There are tens of thousands of Texas students who sit at the intersection of learning English in school and a developmental or learning disability, yet, until now, our state lacked a teacher certification program that equips professionals to meet the needs of those students. House Bill 2256, by Rep. Bobby Guerra, creates a bilingual special education certification to help ensure that students’ needs are more appropriately met and understood by school leaders (Latham Sikes, 2021b; García, 2021a).

Smaller Pre-K Class Sizes

Emergent bilingual students account for 28% of all Texas students from pre-kindergarten through third grade and automatically qualify for free pre-K education in the state. This means that early childhood issues are emergent bilingual student issues. SB 2081, by Sen. José Menéndez, sets critical ratios and classroom caps for pre-K class offered by public schools: 11 students to one teacher, with a maximum of 22 students to one teacher and an aide. This bill will allow for more individualized student attention and lay a strong learning foundation for emergent bilingual students across the state.

Transition to Asset-Based Language

Students learning English in Texas schools are a talented and diverse group. However, in state law and our classrooms, these students are called limited English proficient or English learners. These terms are deficit-based, meaning they focus on, and define students by, what they have yet to learn, rather than the skills they already possess. SB 2066, championed by Sen. Menéndez, aims to remedy this issue and empower students by adopting the term emergent bilingual. This term recognizes the unique potential for bilingualism and is a good starting point for encouraging students to leverage their full linguistic repertoire in the classroom (García, 2021b).

The above four bills become law on September 1, 2021, and present an opportunity for our state to truly meet the educational needs of some of our most marginalized students. Emergent bilingual students are an asset to their communities and to our state, and we hope Texas and legislatures across the country will continue investing in them.


García, A. (April 6, 2021). HB 2256 Creates More Ways for Teachers to Serve Bilingual and Special Education Students – IDRA Testimony for House Bill 2256 presented to the Texas House Public Education Committee. San Antonio: IDRA.

García, A. (April 15, 2021). SB 2066 Makes a Simple Change for a Big Impact to Emergent Bilingual Students – IDRA Testimony for SB 2066 presented to the Senate Education Committee.
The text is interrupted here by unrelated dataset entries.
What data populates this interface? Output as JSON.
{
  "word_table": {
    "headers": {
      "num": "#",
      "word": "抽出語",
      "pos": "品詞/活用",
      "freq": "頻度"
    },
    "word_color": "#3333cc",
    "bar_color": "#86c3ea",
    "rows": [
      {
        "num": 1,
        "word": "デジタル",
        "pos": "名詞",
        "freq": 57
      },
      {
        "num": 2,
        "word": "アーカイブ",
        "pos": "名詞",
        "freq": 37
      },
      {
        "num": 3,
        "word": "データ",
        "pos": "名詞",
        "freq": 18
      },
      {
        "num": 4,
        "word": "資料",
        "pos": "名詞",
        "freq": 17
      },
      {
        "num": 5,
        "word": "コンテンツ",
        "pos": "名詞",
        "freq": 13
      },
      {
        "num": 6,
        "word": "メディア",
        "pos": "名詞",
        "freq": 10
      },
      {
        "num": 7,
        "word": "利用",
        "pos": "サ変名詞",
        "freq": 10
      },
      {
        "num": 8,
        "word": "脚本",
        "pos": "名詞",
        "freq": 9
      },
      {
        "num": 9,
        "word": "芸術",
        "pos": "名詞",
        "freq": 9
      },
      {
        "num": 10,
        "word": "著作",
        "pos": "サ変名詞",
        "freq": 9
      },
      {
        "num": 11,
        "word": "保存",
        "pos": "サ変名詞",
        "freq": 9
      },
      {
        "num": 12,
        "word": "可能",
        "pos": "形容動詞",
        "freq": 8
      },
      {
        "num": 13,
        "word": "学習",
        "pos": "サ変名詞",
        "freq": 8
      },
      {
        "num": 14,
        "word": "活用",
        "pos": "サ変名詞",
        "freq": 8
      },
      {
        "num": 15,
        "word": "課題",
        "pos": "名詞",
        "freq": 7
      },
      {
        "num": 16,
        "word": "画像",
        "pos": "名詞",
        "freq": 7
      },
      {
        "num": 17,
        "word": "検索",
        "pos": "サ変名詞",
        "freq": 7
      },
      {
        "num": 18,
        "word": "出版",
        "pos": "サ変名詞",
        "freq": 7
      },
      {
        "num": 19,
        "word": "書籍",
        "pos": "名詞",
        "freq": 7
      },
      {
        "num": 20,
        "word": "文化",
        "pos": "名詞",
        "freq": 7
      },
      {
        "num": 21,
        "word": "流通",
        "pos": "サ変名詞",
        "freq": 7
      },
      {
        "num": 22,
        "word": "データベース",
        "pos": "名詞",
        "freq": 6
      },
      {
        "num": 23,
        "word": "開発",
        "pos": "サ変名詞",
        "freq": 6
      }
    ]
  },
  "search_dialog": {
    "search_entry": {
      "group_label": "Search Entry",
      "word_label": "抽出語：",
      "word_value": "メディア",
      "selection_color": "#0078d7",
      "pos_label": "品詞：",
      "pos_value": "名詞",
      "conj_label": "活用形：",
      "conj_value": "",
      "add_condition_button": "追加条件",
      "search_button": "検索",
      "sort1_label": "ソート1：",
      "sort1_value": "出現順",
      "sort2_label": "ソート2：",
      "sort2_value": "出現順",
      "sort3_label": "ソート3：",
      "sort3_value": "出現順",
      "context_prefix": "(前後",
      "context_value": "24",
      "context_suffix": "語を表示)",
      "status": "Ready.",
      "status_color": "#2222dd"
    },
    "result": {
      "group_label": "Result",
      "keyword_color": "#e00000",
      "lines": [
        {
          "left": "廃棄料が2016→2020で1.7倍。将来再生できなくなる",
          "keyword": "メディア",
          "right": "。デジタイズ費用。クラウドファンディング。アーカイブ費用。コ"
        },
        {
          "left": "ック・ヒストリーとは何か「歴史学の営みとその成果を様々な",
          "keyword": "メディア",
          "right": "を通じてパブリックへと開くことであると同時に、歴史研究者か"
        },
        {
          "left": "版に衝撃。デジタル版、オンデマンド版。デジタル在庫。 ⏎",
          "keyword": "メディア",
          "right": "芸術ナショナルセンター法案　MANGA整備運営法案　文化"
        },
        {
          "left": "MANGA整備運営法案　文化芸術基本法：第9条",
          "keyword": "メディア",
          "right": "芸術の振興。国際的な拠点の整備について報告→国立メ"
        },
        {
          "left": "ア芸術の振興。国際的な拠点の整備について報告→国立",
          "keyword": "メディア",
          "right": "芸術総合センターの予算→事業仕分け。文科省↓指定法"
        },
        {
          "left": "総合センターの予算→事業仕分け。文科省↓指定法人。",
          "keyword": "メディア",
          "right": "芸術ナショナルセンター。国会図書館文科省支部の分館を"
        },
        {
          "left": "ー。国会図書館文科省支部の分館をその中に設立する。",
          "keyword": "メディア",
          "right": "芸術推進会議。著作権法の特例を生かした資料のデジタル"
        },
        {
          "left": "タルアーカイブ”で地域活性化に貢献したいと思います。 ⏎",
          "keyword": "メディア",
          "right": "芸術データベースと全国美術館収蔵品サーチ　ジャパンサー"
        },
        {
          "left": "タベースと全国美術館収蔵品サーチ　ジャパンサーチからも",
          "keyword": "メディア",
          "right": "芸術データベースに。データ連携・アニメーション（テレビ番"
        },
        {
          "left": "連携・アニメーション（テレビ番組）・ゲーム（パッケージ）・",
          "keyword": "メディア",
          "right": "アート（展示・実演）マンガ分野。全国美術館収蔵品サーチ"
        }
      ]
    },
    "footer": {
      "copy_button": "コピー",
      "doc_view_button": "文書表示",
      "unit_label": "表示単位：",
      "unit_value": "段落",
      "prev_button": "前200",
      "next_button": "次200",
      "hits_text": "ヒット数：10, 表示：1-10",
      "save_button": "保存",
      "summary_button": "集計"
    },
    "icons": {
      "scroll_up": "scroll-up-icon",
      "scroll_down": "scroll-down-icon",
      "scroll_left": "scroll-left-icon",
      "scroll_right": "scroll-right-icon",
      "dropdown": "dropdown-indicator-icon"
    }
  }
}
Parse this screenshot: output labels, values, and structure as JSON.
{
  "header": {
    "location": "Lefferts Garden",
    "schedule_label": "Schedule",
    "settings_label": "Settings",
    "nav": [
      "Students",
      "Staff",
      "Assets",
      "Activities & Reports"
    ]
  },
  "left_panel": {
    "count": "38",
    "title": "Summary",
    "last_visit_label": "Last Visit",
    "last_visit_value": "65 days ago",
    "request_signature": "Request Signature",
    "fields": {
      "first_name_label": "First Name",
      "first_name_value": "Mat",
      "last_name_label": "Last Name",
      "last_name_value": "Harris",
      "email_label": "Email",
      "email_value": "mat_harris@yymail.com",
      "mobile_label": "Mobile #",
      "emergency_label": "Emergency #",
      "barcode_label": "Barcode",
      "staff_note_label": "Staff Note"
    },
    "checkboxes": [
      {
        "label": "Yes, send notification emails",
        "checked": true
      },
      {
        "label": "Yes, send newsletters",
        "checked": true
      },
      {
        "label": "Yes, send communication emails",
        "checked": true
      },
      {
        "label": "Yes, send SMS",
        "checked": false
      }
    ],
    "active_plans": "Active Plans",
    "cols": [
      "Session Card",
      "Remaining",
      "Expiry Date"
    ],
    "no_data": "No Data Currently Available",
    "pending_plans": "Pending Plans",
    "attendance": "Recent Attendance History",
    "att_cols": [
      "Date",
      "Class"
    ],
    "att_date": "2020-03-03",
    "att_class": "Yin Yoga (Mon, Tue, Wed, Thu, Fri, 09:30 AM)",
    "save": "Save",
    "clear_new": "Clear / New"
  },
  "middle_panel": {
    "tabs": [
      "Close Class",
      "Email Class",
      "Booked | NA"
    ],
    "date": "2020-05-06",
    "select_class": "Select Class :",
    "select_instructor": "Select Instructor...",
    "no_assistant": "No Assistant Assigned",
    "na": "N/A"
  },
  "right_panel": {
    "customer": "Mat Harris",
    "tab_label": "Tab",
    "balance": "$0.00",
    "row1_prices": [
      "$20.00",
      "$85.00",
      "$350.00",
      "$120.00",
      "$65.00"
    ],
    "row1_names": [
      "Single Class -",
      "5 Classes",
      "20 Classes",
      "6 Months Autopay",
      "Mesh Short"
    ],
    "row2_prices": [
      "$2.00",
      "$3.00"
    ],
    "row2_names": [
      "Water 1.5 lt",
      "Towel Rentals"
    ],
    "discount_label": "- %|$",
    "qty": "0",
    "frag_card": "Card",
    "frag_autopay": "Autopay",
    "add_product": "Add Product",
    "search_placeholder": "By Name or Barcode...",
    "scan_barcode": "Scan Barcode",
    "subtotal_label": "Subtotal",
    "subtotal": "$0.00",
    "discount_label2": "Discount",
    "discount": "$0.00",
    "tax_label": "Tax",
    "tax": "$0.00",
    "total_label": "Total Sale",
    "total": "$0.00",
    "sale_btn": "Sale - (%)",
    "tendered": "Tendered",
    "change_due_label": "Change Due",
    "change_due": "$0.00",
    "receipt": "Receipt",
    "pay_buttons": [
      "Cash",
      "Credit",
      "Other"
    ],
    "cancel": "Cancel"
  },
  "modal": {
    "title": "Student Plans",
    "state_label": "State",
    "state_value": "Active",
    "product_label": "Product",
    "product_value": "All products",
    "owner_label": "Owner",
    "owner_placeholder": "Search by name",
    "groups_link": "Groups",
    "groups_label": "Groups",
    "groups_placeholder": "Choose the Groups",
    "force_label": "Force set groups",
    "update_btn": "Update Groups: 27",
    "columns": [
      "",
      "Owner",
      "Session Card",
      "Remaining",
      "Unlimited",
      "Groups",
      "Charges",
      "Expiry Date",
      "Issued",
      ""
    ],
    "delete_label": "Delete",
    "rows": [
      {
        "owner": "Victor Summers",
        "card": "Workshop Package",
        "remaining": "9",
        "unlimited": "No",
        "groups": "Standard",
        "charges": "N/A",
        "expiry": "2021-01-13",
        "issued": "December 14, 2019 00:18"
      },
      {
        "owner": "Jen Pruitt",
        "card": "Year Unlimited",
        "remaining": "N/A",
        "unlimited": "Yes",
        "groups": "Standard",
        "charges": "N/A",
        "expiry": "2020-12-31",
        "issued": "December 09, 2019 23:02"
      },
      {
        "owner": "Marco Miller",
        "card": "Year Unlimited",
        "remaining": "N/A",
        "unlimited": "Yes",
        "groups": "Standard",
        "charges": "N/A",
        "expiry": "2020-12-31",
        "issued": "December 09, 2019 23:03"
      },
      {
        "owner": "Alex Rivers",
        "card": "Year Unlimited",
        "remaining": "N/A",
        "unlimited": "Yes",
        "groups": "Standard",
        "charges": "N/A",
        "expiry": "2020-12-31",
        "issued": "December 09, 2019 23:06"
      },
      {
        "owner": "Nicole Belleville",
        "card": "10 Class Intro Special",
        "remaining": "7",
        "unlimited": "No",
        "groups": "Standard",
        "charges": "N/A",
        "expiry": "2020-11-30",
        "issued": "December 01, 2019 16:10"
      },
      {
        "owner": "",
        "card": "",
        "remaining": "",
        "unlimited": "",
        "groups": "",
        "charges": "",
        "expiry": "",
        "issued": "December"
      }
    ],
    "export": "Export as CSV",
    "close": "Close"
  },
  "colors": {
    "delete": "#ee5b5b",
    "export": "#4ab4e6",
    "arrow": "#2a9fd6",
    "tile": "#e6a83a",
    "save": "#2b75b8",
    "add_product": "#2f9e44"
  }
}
San Antonio: IDRA.

ECEL Initiative. (January 2021). Texas Early Childhood English Learner Initiative Policy Roadmap. Texas Early Childhood English Learner Initiative.

Latham Sikes, C. (April 12, 2021). Texas Must Create a Statewide Plan for Improving Bilingual Education – IDRA Testimony for SB 560 presented to the Texas Senate Education Committee. San Antonio: IDRA.

Latham Sikes, C. (April 6, 2021). HB 2256 Improves Bilingual and Special Education Service Identification for Students – IDRA Testimony for House Bill 2256 presented to the Texas House Public Education Committee. San Antonio: IDRA.

Latham Sikes, C., & Kring Villanueva, C. (2021). Creating a More Bilingual Texas – A Closer Look at Bilingual Education in the Lone Star State. San Antonio: IDRA; Austin: Every Texan.

Araceli García is an IDRA Education Policy Fellow. Comments and questions may be directed to her via email at

[©2021, IDRA. This article originally appeared in the June-July 2021 IDRA Newsletter by the Intercultural Development Research Association. Permission to reproduce this article is granted provided the article is reprinted in its entirety and proper credit is given to IDRA and the author.]